Exercise details: In the records below, find each line with "count" and copy it.

────────────────────────────────────────

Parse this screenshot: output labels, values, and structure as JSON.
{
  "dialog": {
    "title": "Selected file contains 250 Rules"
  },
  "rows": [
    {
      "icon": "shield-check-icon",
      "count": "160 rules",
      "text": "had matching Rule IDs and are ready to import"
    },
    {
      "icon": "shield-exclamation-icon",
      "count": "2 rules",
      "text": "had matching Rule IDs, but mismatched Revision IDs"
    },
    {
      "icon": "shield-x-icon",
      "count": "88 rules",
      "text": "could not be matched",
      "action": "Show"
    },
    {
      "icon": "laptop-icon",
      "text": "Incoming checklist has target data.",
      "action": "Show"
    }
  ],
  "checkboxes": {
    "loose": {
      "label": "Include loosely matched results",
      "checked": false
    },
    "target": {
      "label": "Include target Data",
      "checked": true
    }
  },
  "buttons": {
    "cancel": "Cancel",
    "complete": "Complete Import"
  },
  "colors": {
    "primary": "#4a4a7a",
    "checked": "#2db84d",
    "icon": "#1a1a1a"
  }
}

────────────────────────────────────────

Result:
      "count": "160 rules",
      "count": "2 rules",
      "count": "88 rules",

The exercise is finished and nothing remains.